# Items from an interface collection
*** Begin section ***

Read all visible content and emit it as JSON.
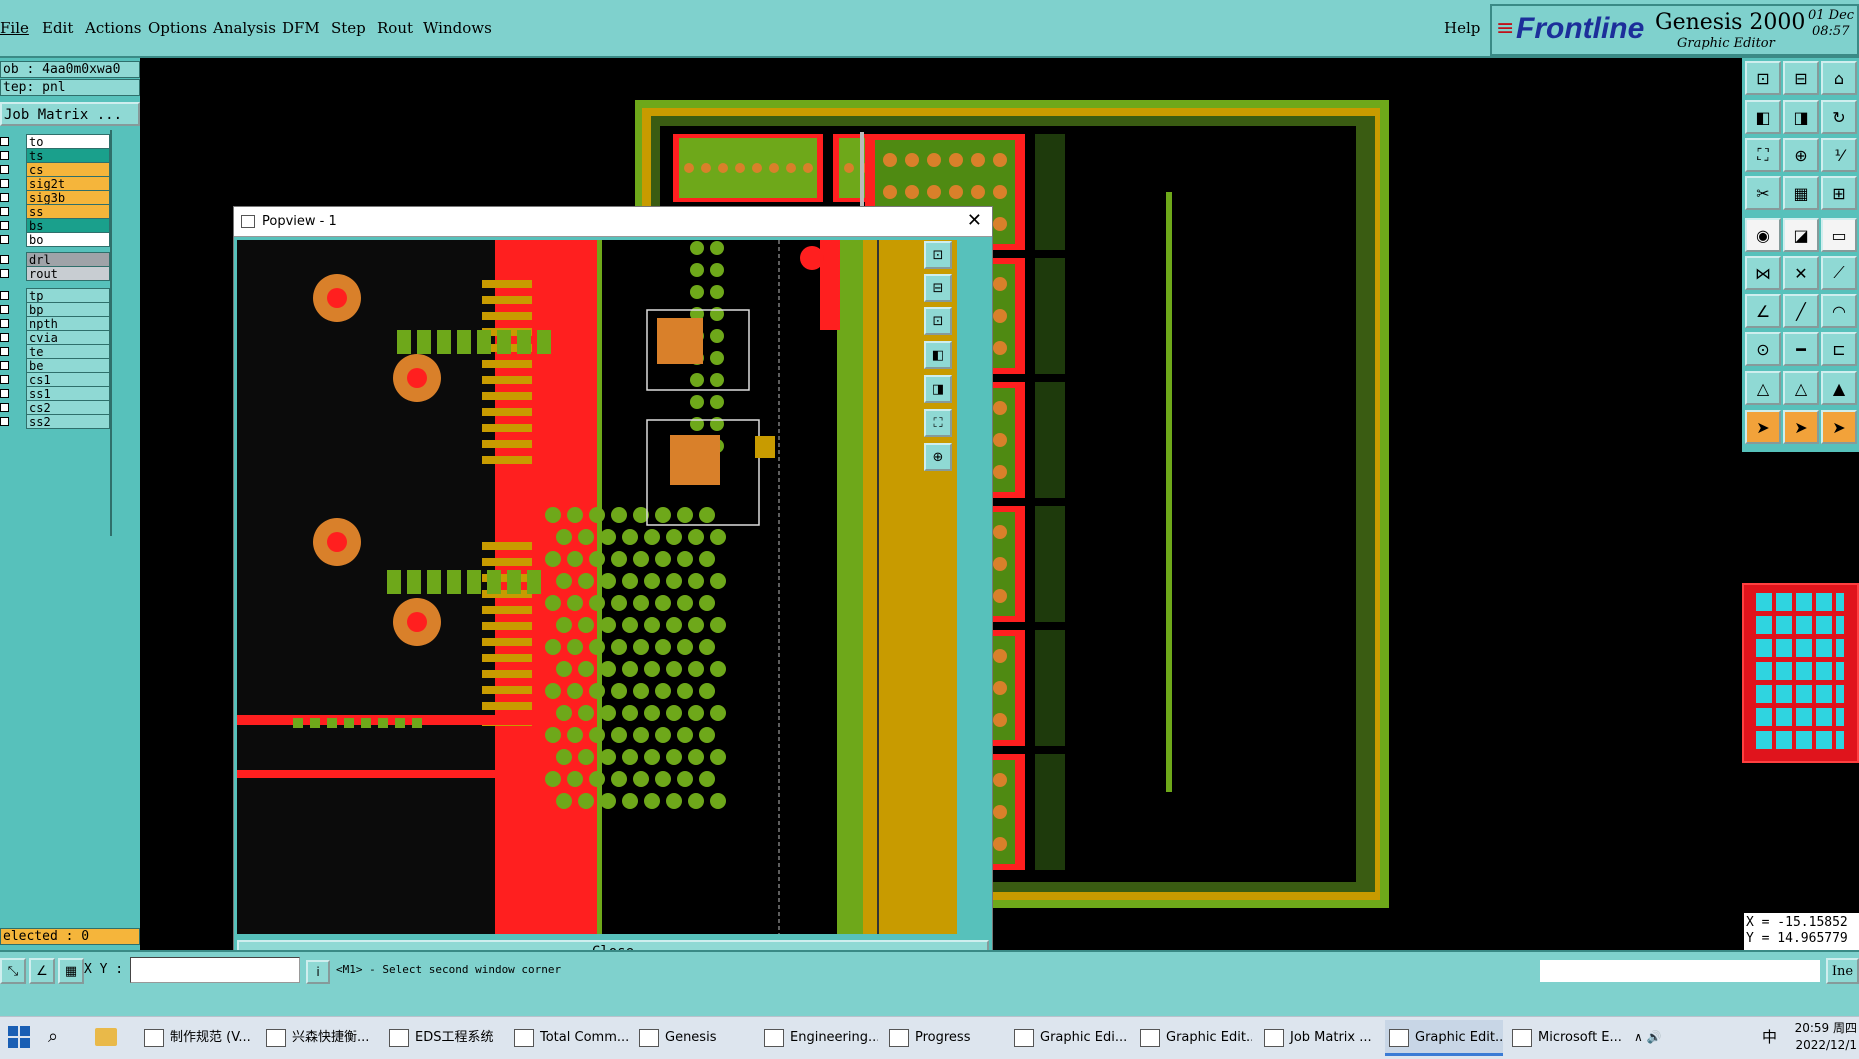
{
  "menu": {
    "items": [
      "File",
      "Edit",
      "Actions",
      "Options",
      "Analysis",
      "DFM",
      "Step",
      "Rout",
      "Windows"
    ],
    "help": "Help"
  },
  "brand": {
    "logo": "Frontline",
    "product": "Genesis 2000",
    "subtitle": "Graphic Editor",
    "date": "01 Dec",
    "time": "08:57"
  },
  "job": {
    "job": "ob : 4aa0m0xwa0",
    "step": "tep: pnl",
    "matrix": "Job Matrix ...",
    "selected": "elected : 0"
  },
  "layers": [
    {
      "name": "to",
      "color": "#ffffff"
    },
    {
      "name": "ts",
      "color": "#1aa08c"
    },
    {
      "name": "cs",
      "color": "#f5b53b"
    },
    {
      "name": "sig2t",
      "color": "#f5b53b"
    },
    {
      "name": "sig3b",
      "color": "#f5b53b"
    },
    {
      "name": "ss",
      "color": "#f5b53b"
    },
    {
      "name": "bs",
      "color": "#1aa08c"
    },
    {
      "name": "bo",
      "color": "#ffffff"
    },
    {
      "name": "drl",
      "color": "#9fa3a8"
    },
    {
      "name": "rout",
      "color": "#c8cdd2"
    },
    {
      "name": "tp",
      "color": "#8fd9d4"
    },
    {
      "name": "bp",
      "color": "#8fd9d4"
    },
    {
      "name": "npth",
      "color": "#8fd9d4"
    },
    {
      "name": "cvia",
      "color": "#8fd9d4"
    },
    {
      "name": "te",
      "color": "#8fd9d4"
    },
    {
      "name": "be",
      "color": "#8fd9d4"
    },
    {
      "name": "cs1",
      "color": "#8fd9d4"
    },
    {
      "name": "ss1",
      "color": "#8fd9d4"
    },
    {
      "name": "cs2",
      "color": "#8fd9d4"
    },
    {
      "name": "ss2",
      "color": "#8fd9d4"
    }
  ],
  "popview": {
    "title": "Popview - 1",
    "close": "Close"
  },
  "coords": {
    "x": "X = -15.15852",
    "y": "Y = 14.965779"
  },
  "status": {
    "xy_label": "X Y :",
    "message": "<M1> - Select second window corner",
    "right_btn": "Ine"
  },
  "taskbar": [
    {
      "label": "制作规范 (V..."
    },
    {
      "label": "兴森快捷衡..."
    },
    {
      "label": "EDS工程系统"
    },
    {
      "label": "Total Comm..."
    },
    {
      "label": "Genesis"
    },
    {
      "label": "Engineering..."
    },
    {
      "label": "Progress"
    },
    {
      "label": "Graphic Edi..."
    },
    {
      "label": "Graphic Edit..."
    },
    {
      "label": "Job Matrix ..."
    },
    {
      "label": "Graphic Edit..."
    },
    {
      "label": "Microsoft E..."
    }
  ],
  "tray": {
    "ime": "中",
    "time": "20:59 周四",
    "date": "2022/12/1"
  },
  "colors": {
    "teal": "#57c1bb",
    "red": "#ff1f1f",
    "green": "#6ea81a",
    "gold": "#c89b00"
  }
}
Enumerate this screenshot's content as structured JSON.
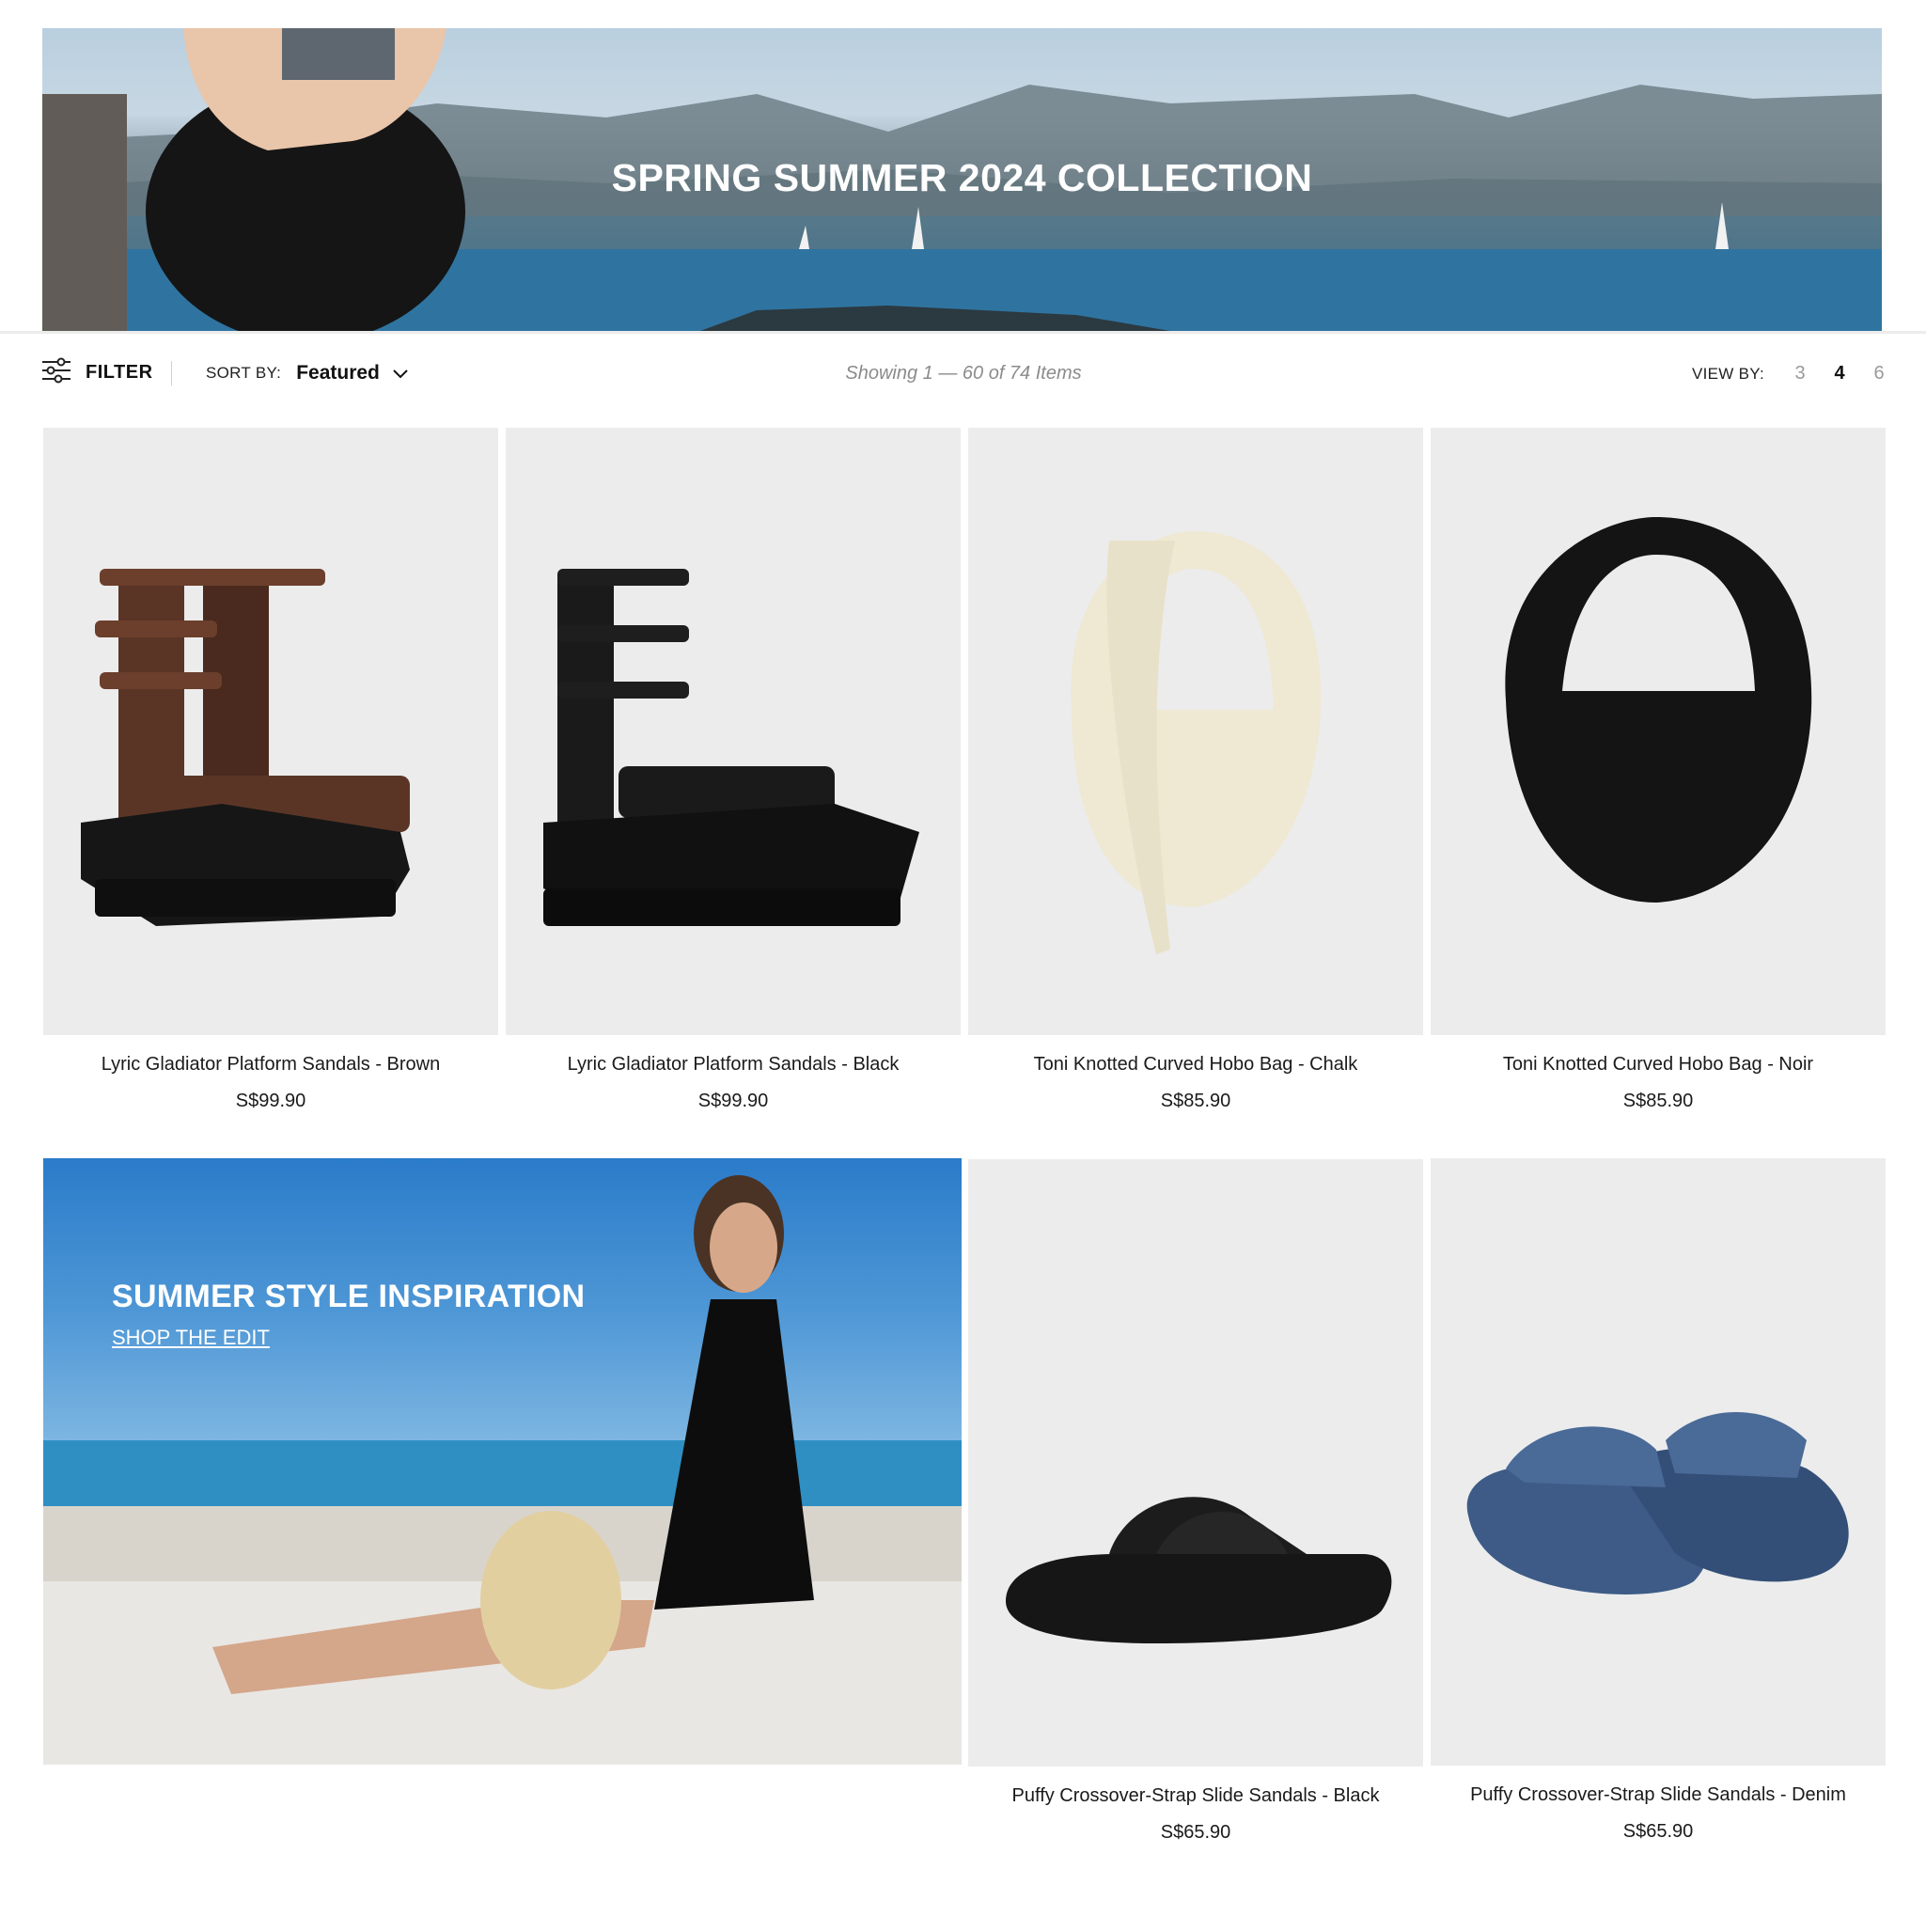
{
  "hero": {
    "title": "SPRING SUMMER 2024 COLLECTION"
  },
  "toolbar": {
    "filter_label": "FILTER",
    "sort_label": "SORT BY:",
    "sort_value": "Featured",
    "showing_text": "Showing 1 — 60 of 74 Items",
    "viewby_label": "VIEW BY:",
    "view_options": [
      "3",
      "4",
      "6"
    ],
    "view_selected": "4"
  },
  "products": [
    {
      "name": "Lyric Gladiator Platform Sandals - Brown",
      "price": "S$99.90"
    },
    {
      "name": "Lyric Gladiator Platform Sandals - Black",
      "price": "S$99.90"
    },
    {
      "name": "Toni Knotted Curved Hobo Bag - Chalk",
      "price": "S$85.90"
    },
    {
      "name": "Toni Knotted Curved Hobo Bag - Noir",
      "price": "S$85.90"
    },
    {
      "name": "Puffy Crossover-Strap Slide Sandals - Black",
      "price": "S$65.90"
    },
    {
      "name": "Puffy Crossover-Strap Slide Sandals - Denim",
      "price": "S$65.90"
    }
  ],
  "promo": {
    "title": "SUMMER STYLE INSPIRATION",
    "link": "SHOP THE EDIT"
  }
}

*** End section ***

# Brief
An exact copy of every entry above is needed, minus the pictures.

# Response
Read all visible content and emit it as JSON.
{
  "menu": {
    "items": [
      "File",
      "Edit",
      "Actions",
      "Options",
      "Analysis",
      "DFM",
      "Step",
      "Rout",
      "Windows"
    ],
    "help": "Help"
  },
  "brand": {
    "logo": "Frontline",
    "product": "Genesis 2000",
    "subtitle": "Graphic Editor",
    "date": "01 Dec",
    "time": "08:57"
  },
  "job": {
    "job": "ob : 4aa0m0xwa0",
    "step": "tep: pnl",
    "matrix": "Job Matrix ...",
    "selected": "elected : 0"
  },
  "layers": [
    {
      "name": "to",
      "color": "#ffffff"
    },
    {
      "name": "ts",
      "color": "#1aa08c"
    },
    {
      "name": "cs",
      "color": "#f5b53b"
    },
    {
      "name": "sig2t",
      "color": "#f5b53b"
    },
    {
      "name": "sig3b",
      "color": "#f5b53b"
    },
    {
      "name": "ss",
      "color": "#f5b53b"
    },
    {
      "name": "bs",
      "color": "#1aa08c"
    },
    {
      "name": "bo",
      "color": "#ffffff"
    },
    {
      "name": "drl",
      "color": "#9fa3a8"
    },
    {
      "name": "rout",
      "color": "#c8cdd2"
    },
    {
      "name": "tp",
      "color": "#8fd9d4"
    },
    {
      "name": "bp",
      "color": "#8fd9d4"
    },
    {
      "name": "npth",
      "color": "#8fd9d4"
    },
    {
      "name": "cvia",
      "color": "#8fd9d4"
    },
    {
      "name": "te",
      "color": "#8fd9d4"
    },
    {
      "name": "be",
      "color": "#8fd9d4"
    },
    {
      "name": "cs1",
      "color": "#8fd9d4"
    },
    {
      "name": "ss1",
      "color": "#8fd9d4"
    },
    {
      "name": "cs2",
      "color": "#8fd9d4"
    },
    {
      "name": "ss2",
      "color": "#8fd9d4"
    }
  ],
  "popview": {
    "title": "Popview - 1",
    "close": "Close"
  },
  "coords": {
    "x": "X = -15.15852",
    "y": "Y = 14.965779"
  },
  "status": {
    "xy_label": "X Y :",
    "message": "<M1> - Select second window corner",
    "right_btn": "Ine"
  },
  "taskbar": [
    {
      "label": "制作规范 (V..."
    },
    {
      "label": "兴森快捷衡..."
    },
    {
      "label": "EDS工程系统"
    },
    {
      "label": "Total Comm..."
    },
    {
      "label": "Genesis"
    },
    {
      "label": "Engineering..."
    },
    {
      "label": "Progress"
    },
    {
      "label": "Graphic Edi..."
    },
    {
      "label": "Graphic Edit..."
    },
    {
      "label": "Job Matrix ..."
    },
    {
      "label": "Graphic Edit..."
    },
    {
      "label": "Microsoft E..."
    }
  ],
  "tray": {
    "ime": "中",
    "time": "20:59 周四",
    "date": "2022/12/1"
  },
  "colors": {
    "teal": "#57c1bb",
    "red": "#ff1f1f",
    "green": "#6ea81a",
    "gold": "#c89b00"
  }
}
Enumerate this screenshot's content as structured JSON.
{
  "hero": {
    "title": "SPRING SUMMER 2024 COLLECTION"
  },
  "toolbar": {
    "filter_label": "FILTER",
    "sort_label": "SORT BY:",
    "sort_value": "Featured",
    "showing_text": "Showing 1 — 60 of 74 Items",
    "viewby_label": "VIEW BY:",
    "view_options": [
      "3",
      "4",
      "6"
    ],
    "view_selected": "4"
  },
  "products": [
    {
      "name": "Lyric Gladiator Platform Sandals - Brown",
      "price": "S$99.90"
    },
    {
      "name": "Lyric Gladiator Platform Sandals - Black",
      "price": "S$99.90"
    },
    {
      "name": "Toni Knotted Curved Hobo Bag - Chalk",
      "price": "S$85.90"
    },
    {
      "name": "Toni Knotted Curved Hobo Bag - Noir",
      "price": "S$85.90"
    },
    {
      "name": "Puffy Crossover-Strap Slide Sandals - Black",
      "price": "S$65.90"
    },
    {
      "name": "Puffy Crossover-Strap Slide Sandals - Denim",
      "price": "S$65.90"
    }
  ],
  "promo": {
    "title": "SUMMER STYLE INSPIRATION",
    "link": "SHOP THE EDIT"
  }
}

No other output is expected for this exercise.